|Finland||75 / 100||50 / 100|
|France||25 / 100||0 / 100|
|Germany||50 / 100||50 / 100|
|Ghana||50 / 100||50 / 100|
|Greece||75 / 100||50 / 100|
|Hungary||25 / 100||0 / 100|
|India||50 / 100||0 / 100|
|Indonesia||25 / 100||0 / 100|
|Iran||25 / 100||0 / 100|
|Iraq||25 / 100||25 / 100|
|Israel||25 / 100||25 / 100|
|Italy||75 / 100||50 / 100|
|Japan||100 / 100||100 / 100|
|Jordan||0 / 100||0 / 100|
|Kenya||25 / 100||0 / 100|
|Kosovo||50 / 100||0 / 100|
|Kuwait||0 / 100||0 / 100|
|Latvia||75 / 100||25 / 100|
|Lebanon||0 / 100||0 / 100|
|Lithuania||25 / 100||50 / 100|
|Malaysia||50 / 100||25 / 100|
|Mali||0 / 100||0 / 100|
|Mexico||25 / 100||75 / 100|

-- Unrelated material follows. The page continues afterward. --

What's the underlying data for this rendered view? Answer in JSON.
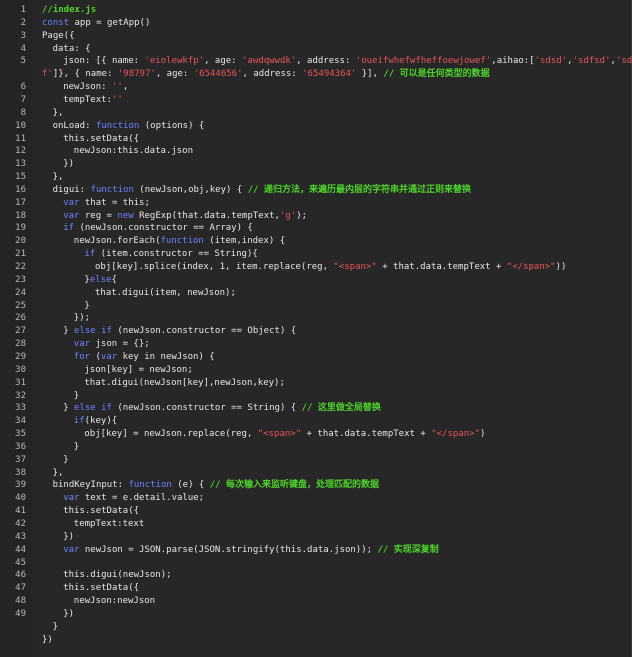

|Montenegro||25 / 100||50 / 100|
|Morocco||0 / 100||0 / 100|
|Myanmar||0 / 100||0 / 100|
|Netherlands||75 / 100||50 / 100|
|New Zealand||100 / 100||75 / 100|
|Niger||0 / 100||0 / 100|
|Nigeria||0 / 100||0 / 100|
|North Macedonia||75 / 100||100 / 100|
|Norway||75 / 100||0 / 100|
|Oman||0 / 100||0 / 100|
|Palestine||0 / 100||0 / 100|
|Philippines||75 / 100||50 / 100|
|Poland||75 / 100||100 / 100|
|Portugal||75 / 100||50 / 100|
|Qatar||0 / 100||0 / 100|
|Russia||25 / 100||25 / 100|
|Saudi Arabia||0 / 100||0 / 100|
|Serbia||25 / 100||50 / 100|
|Singapore||50 / 100||25 / 100|
|South Africa||75 / 100||0 / 100|
|South Korea||75 / 100||100 / 100|
|South Sudan||0 / 100||0 / 100|
|Spain||50 / 100||50 / 100|
|Sudan||0 / 100||0 / 100|
|Sweden||50 / 100||0 / 100|
|Switzerland||75 / 100||75 / 100|
|Taiwan||75 / 100||75 / 100|
|Tanzania||0 / 100||0 / 100|
|Thailand||0 / 100||0 / 100|
|Tunisia||25 / 100||0 / 100|
|Turkey||25 / 100||0 / 100|
|Uganda||0 / 100||0 / 100|
|Ukraine||0 / 100||100 / 100|
|United Arab Emirates||25 / 100||0 / 100|
|United Kingdom||50 / 100||100 / 100|
|United States||75 / 100||100 / 100|
|Venezuela||0 / 100||0 / 100|
|Zimbabwe||0 / 100||0 / 100|